Gasoline Subsidy Removal Will Not Curb Consumption

Gasoline Subsidy Removal Will Not Curb ConsumptionGasoline Subsidy Removal Will Not Curb Consumption

Despite the Oil Ministry's projection, unification of gasoline prices did not decrease its consumption, with consumption having increased in the first three months of the current Iranian year (March-June), compared with the same period of last year when gasoline prices were still subsidized.

Latest statistics published by the Oil Ministry suggest that gasoline consumption averaged 71.6 million liters per day in March-June, indicating a growth of 2.1 ml, or 3%, compared with the same period of last year, Fars News Agency reported.

A total of 70.5 ml of gasoline were consumed from April 21 to May 20, while the figure stood at 65.8 ml in the corresponding month of the previous year. From May 21 to June 20, gasoline consumption amounted to 72 ml, up from last year's 68.6 ml. On average, a total of 71.7 ml of gasoline were consumed in the said period.

The government previously offered 60 liters of subsidized gasoline monthly to private cars and motorbikes with 1,800cc-capacity engines or below via smart fuel cards at 7,000 rials (25 cents) per liter.

As of May 26, the government no longer allocates subsidized gasoline to passenger vehicles and regular gasoline is offered at a single price of 10,000 rials (30 cents) for car owners nationwide without quota, while unleaded gasoline will cost 12,000 rials (35 cents) per liter.

"Unifying gasoline prices is part of measures to curb consumption," head of engineering affairs at the National Iranian Oil Refining and Distribution Company, Saeid Naqedi, said on May 25.

Oil Minister Bijan Namdar Zanganeh also said June 13 that by offering gasoline at a single price, "consumption would be balanced out."

Subsidizing gasoline had restrained consumption at 60-70 ml per day since 2007, as car-owners were offered only a limited quota. The price unification, however, suppressed the only motivating drive for people to keep consumption in check, the report said.

In the wake of subsidy removal, provident consumers, who were consuming within the allowance, came up against a 43% increase in prices, while consumers whose consumption was considerably higher than the subsidized quota were not affected much by the price hike.

Economic experts and environmental activists are quick to blame the poor quality of locally-produced vehicles and the inefficient public transport system, among other things, for the rising gasoline use. High consumption figures continue to threaten the lives of Iranians, especially those suffering from respiratory ailments.

The economic harm of the high gasoline use aside, the health of an increasing number of Iranians in megacities is at risk along with the deepening impact on the environment, namely air and sound pollution, as the number of new gas guzzlers increases across the country daily.

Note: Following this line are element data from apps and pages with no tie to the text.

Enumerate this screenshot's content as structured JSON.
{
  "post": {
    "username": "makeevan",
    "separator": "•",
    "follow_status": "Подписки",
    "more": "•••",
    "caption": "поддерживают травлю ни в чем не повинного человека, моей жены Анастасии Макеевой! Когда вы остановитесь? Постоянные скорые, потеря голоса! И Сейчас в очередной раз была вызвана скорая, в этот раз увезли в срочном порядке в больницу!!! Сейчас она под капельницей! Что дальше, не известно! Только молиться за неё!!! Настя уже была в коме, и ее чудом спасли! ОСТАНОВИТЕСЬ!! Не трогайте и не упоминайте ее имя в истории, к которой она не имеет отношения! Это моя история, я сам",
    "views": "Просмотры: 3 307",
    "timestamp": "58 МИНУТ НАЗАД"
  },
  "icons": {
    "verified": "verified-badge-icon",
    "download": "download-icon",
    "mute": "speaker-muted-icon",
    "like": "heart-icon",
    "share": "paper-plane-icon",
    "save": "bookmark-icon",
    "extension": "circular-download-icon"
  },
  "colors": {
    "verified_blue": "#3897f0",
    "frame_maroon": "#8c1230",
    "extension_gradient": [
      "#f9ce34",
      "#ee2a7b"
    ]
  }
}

Tehran and several major cities are saddled with a seemingly unending air pollution problem. More than 17 million vehicles are currently commuting on Iran’s roads, a figure that is believed to be much higher than the roads and highways can handle, due to the doubling of the population over the past 30 years.